Saturday, September 13, 2014
A Mother receiving her children with love! Within this last week, the mother-in-law of our music director, Barb Hufford (husband, Steve), died at Wayne County Care Center. Her name is Neileen. Over last weekend, the sequence that many families experience at the end-of-life moved into play. Children and grandchildren travelled in from near and distant places. Barb has remarked at how moved she was, to witness how Neileen, despite a very weakened physical state of being, responded with clear recognition as well as affection, as each individual approached her bedside.
During my short visit with some of the family, I observed her reaching up her arms and hands to them, a gesture that must have required a great portion of her remaining strength. Barb believes that in addition to her joy of seeing her family by her side here on earth, she was also experiencing a vision beyond this world, that led her to utter, “I am so happy!”
I believe I have written and spoken fairly often about the ancient image of the Church as Mother. There are so many elements for reflection within this language. Here, in light of the Hufford family experience, I am specifically struck by the way strength and vulnerability come together in the Church. Clearly, throughout history, Catholicism has faced continual attacks from without, as well as controversies and scandals from within. There is no way to sugarcoat the effect of all this, as there is no way to avoid the harshness of the process of dying. Yet, even within these trials, the Church continues to nurture life and growth within its present members, even as she extends herself to welcome new persons. That is the Triumph of the Cross manifested!
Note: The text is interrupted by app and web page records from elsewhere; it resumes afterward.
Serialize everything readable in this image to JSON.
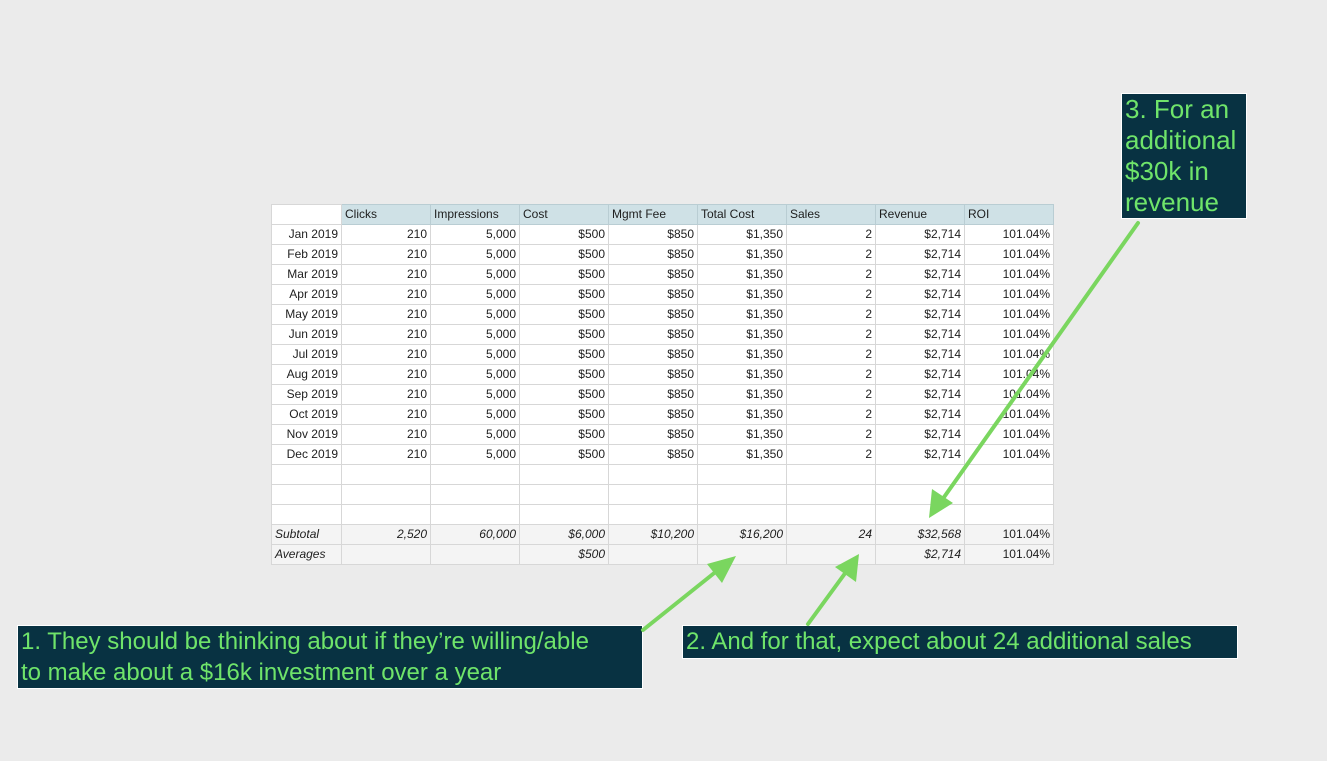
{
  "table": {
    "columns": [
      "",
      "Clicks",
      "Impressions",
      "Cost",
      "Mgmt Fee",
      "Total Cost",
      "Sales",
      "Revenue",
      "ROI"
    ],
    "rows": [
      [
        "Jan 2019",
        "210",
        "5,000",
        "$500",
        "$850",
        "$1,350",
        "2",
        "$2,714",
        "101.04%"
      ],
      [
        "Feb 2019",
        "210",
        "5,000",
        "$500",
        "$850",
        "$1,350",
        "2",
        "$2,714",
        "101.04%"
      ],
      [
        "Mar 2019",
        "210",
        "5,000",
        "$500",
        "$850",
        "$1,350",
        "2",
        "$2,714",
        "101.04%"
      ],
      [
        "Apr 2019",
        "210",
        "5,000",
        "$500",
        "$850",
        "$1,350",
        "2",
        "$2,714",
        "101.04%"
      ],
      [
        "May 2019",
        "210",
        "5,000",
        "$500",
        "$850",
        "$1,350",
        "2",
        "$2,714",
        "101.04%"
      ],
      [
        "Jun 2019",
        "210",
        "5,000",
        "$500",
        "$850",
        "$1,350",
        "2",
        "$2,714",
        "101.04%"
      ],
      [
        "Jul 2019",
        "210",
        "5,000",
        "$500",
        "$850",
        "$1,350",
        "2",
        "$2,714",
        "101.04%"
      ],
      [
        "Aug 2019",
        "210",
        "5,000",
        "$500",
        "$850",
        "$1,350",
        "2",
        "$2,714",
        "101.04%"
      ],
      [
        "Sep 2019",
        "210",
        "5,000",
        "$500",
        "$850",
        "$1,350",
        "2",
        "$2,714",
        "101.04%"
      ],
      [
        "Oct 2019",
        "210",
        "5,000",
        "$500",
        "$850",
        "$1,350",
        "2",
        "$2,714",
        "101.04%"
      ],
      [
        "Nov 2019",
        "210",
        "5,000",
        "$500",
        "$850",
        "$1,350",
        "2",
        "$2,714",
        "101.04%"
      ],
      [
        "Dec 2019",
        "210",
        "5,000",
        "$500",
        "$850",
        "$1,350",
        "2",
        "$2,714",
        "101.04%"
      ]
    ],
    "subtotal": [
      "Subtotal",
      "2,520",
      "60,000",
      "$6,000",
      "$10,200",
      "$16,200",
      "24",
      "$32,568",
      "101.04%"
    ],
    "averages": [
      "Averages",
      "",
      "",
      "$500",
      "",
      "",
      "",
      "$2,714",
      "101.04%"
    ]
  },
  "callouts": {
    "one": [
      "1. They should be thinking about if they’re willing/able",
      "to make about a $16k investment over a year"
    ],
    "two": [
      "2. And for that, expect about 24 additional sales"
    ],
    "three": [
      "3. For an",
      "additional",
      "$30k in",
      "revenue"
    ]
  },
  "colors": {
    "callout_bg": "#083242",
    "callout_text": "#6fe46a",
    "arrow": "#7ad65f",
    "header_bg": "#cfe1e6"
  }
}
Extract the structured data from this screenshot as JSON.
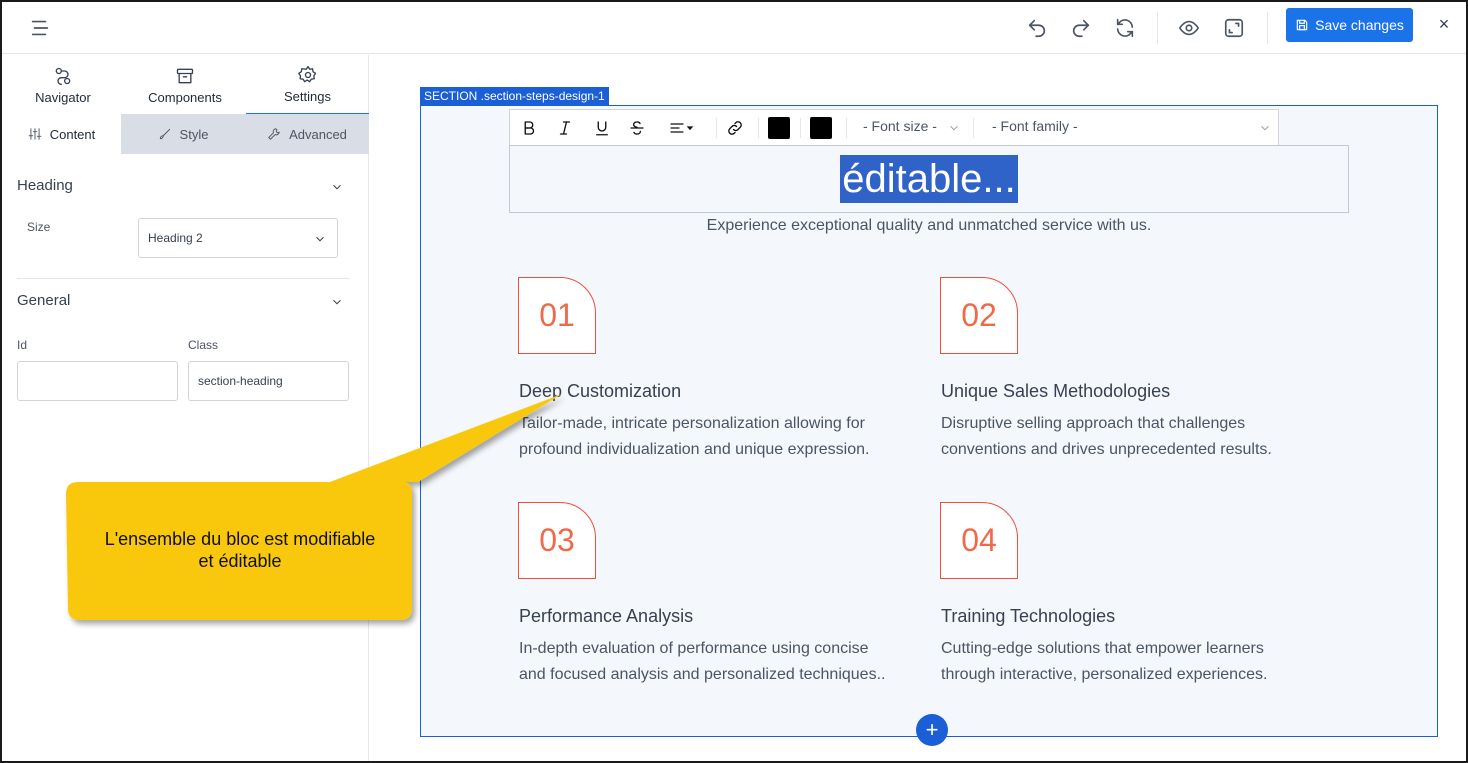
{
  "toolbar": {
    "save_label": "Save changes",
    "close_label": "×"
  },
  "panel_tabs": [
    {
      "label": "Navigator",
      "icon": "navigator-icon"
    },
    {
      "label": "Components",
      "icon": "archive-icon"
    },
    {
      "label": "Settings",
      "icon": "gear-icon"
    }
  ],
  "sub_tabs": [
    {
      "label": "Content",
      "icon": "sliders-icon"
    },
    {
      "label": "Style",
      "icon": "brush-icon"
    },
    {
      "label": "Advanced",
      "icon": "wrench-icon"
    }
  ],
  "heading_section": {
    "title": "Heading",
    "size_label": "Size",
    "size_value": "Heading 2"
  },
  "general_section": {
    "title": "General",
    "id_label": "Id",
    "id_value": "",
    "class_label": "Class",
    "class_value": "section-heading"
  },
  "canvas": {
    "section_tag": "SECTION .section-steps-design-1",
    "rte": {
      "font_size_placeholder": "- Font size -",
      "font_family_placeholder": "- Font family -",
      "color_1": "#000000",
      "color_2": "#000000"
    },
    "heading_text": "éditable...",
    "subtitle": "Experience exceptional quality and unmatched service with us.",
    "steps": [
      {
        "number": "01",
        "title": "Deep Customization",
        "desc_1": "Tailor-made, intricate personalization allowing for",
        "desc_2": "profound individualization and unique expression."
      },
      {
        "number": "02",
        "title": "Unique Sales Methodologies",
        "desc_1": "Disruptive selling approach that challenges",
        "desc_2": "conventions and drives unprecedented results."
      },
      {
        "number": "03",
        "title": "Performance Analysis",
        "desc_1": "In-depth evaluation of performance using concise",
        "desc_2": "and focused analysis and personalized techniques.."
      },
      {
        "number": "04",
        "title": "Training Technologies",
        "desc_1": "Cutting-edge solutions that empower learners",
        "desc_2": "through interactive, personalized experiences."
      }
    ],
    "add_label": "+"
  },
  "callout": {
    "line_1": "L'ensemble du bloc est modifiable",
    "line_2": "et éditable",
    "color": "#f9c80e"
  },
  "colors": {
    "accent": "#1a73e8",
    "section_outline": "#1a5fd6",
    "step_accent": "#ef4f3a"
  }
}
Speaking of vulnerability, we are well aware of the delicacy of life within the womb. While a mother’s body provides the ideal protection and sustenance for a developing child. However, there can be many undermining forces from the outside to endanger the life. The Christian battle lovingly to oppose those forces is, I believe, most effectively carried out by appealing to the personhood— of the child, of the parents, of the members of our society— in such a way that we break down the perception that pro-life advocates are placing more importance on one life than on another. Christ cares about each and every person; therefore, as Christians we must display the attitude of Christ, even as we are facing possible dismissal, insult, or mockery.
As we look to October as Respect Life Month, we would like to create, to be displayed in church, a mosaic of ultrasound images of children within our parish. I believe this will serve as a beautiful graphic affirmation of the Culture of Life. To think that an eight-year old parishioner, for example, could approach the mosaic and say to her mom and dad, or to her classmate, “Look, there I am” will be a living testimony to the positive impact of this technology. If you have an ultrasound image that you are willing to have copied and displayed in such a mosaic, please contact me.
Peace, Fr. Stephen